* **Task prompt**: Report how many lines in the records carry the string "golang", and give no further text.

* **Provided data**:
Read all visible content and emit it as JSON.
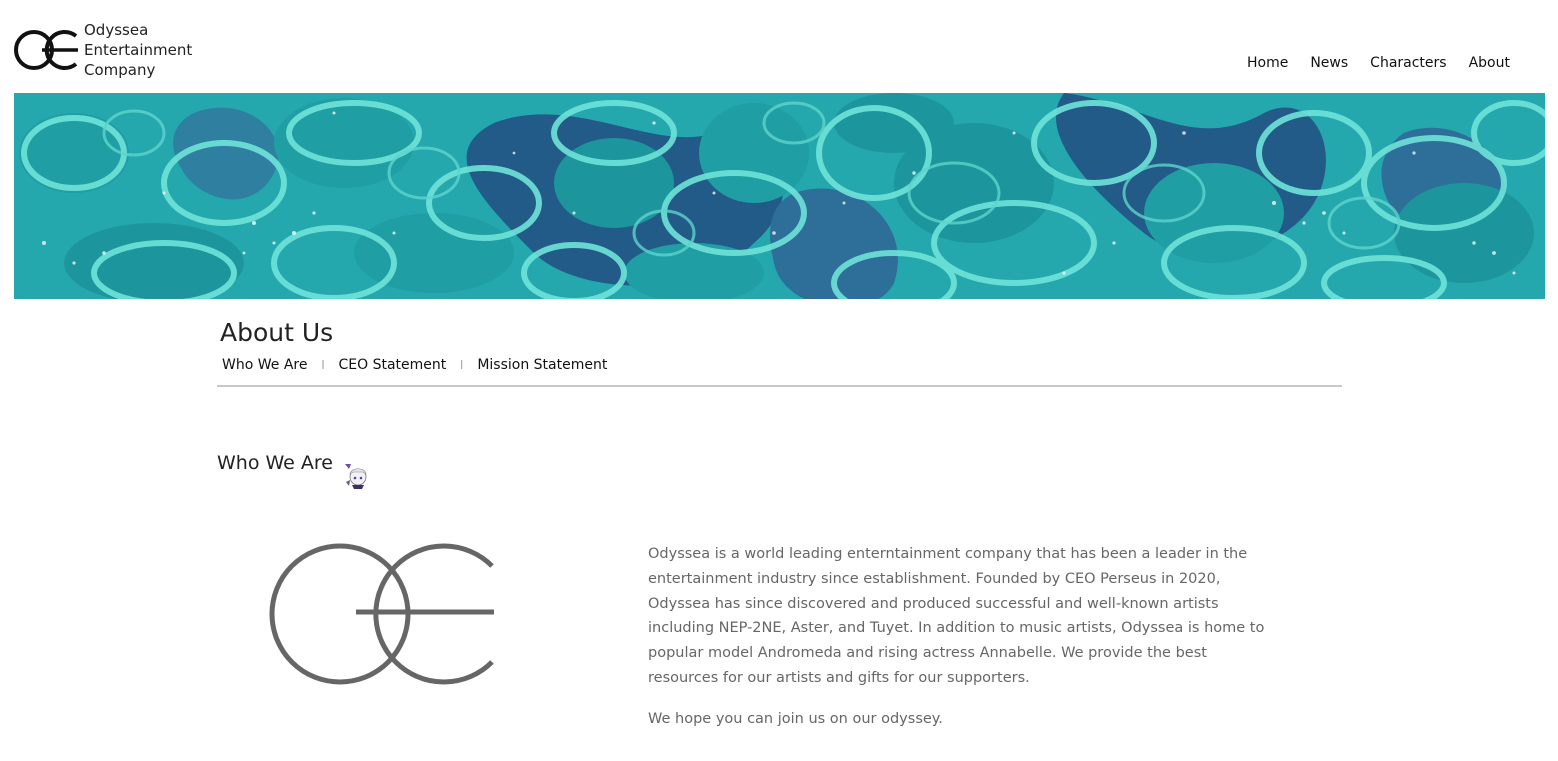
{
  "header": {
    "company_line1": "Odyssea",
    "company_line2": "Entertainment",
    "company_line3": "Company",
    "logo_icon": "oe-logo-icon"
  },
  "nav": {
    "items": [
      "Home",
      "News",
      "Characters",
      "About"
    ]
  },
  "banner": {
    "pattern": "teal-pebble-banner",
    "colors": {
      "base": "#24a8ad",
      "light": "#6fe3d9",
      "dark": "#225b87"
    }
  },
  "about": {
    "title": "About Us",
    "subnav": [
      "Who We Are",
      "CEO Statement",
      "Mission Statement"
    ],
    "separator": "|"
  },
  "who_we_are": {
    "title": "Who We Are",
    "mascot_icon": "chibi-mascot-icon",
    "logo_icon": "oe-large-logo-icon",
    "paragraph1": "Odyssea is a world leading enterntainment company that has been a leader in the entertainment industry since establishment. Founded by CEO Perseus in 2020, Odyssea has since discovered and produced successful and well-known artists including NEP-2NE, Aster, and Tuyet. In addition to music artists, Odyssea is home to popular model Andromeda and rising actress Annabelle. We provide the best resources for our artists and gifts for our supporters.",
    "paragraph2": "We hope you can join us on our odyssey."
  }
}
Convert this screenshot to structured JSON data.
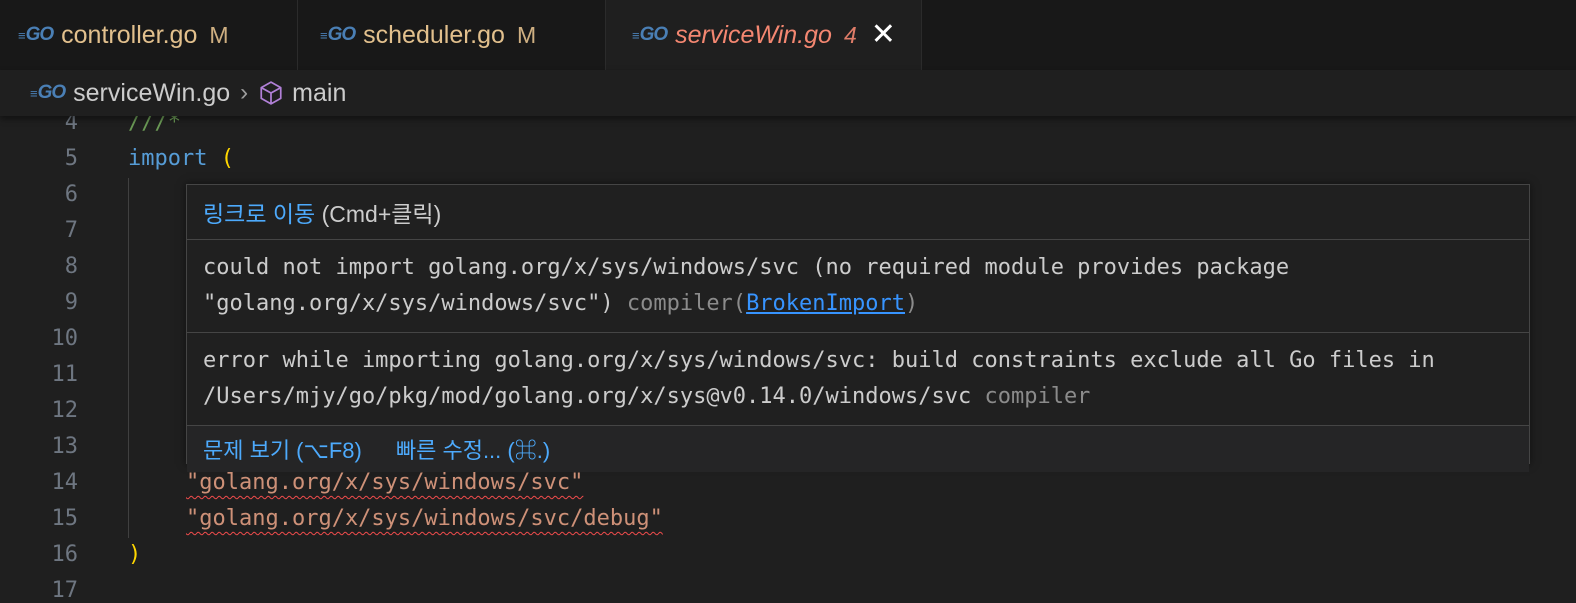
{
  "tabs": [
    {
      "name": "controller.go",
      "badge": "M"
    },
    {
      "name": "scheduler.go",
      "badge": "M"
    },
    {
      "name": "serviceWin.go",
      "badge": "4",
      "close": "✕"
    }
  ],
  "go_icon_text": "GO",
  "breadcrumb": {
    "file": "serviceWin.go",
    "separator": "›",
    "symbol": "main"
  },
  "editor": {
    "line_numbers": [
      "4",
      "5",
      "6",
      "7",
      "8",
      "9",
      "10",
      "11",
      "12",
      "13",
      "14",
      "15",
      "16",
      "17"
    ],
    "line4": "///*",
    "line5_kw": "import",
    "line5_paren": "(",
    "line14": "\"golang.org/x/sys/windows/svc\"",
    "line15": "\"golang.org/x/sys/windows/svc/debug\"",
    "line16": ")"
  },
  "hover": {
    "goto_link": "링크로 이동",
    "goto_shortcut": "(Cmd+클릭)",
    "error1": "could not import golang.org/x/sys/windows/svc (no required module provides package \"golang.org/x/sys/windows/svc\") ",
    "error1_source": "compiler(",
    "error1_code": "BrokenImport",
    "error1_close": ")",
    "error2": "error while importing golang.org/x/sys/windows/svc: build constraints exclude all Go files in /Users/mjy/go/pkg/mod/golang.org/x/sys@v0.14.0/windows/svc ",
    "error2_source": "compiler",
    "action_view_problem": "문제 보기 (⌥F8)",
    "action_quick_fix": "빠른 수정... (⌘.)"
  },
  "colors": {
    "modified": "#e2c08d",
    "error_tab": "#f48771",
    "link": "#4daafc",
    "keyword": "#569cd6",
    "string": "#ce9178"
  }
}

* **Solved exercise**: 4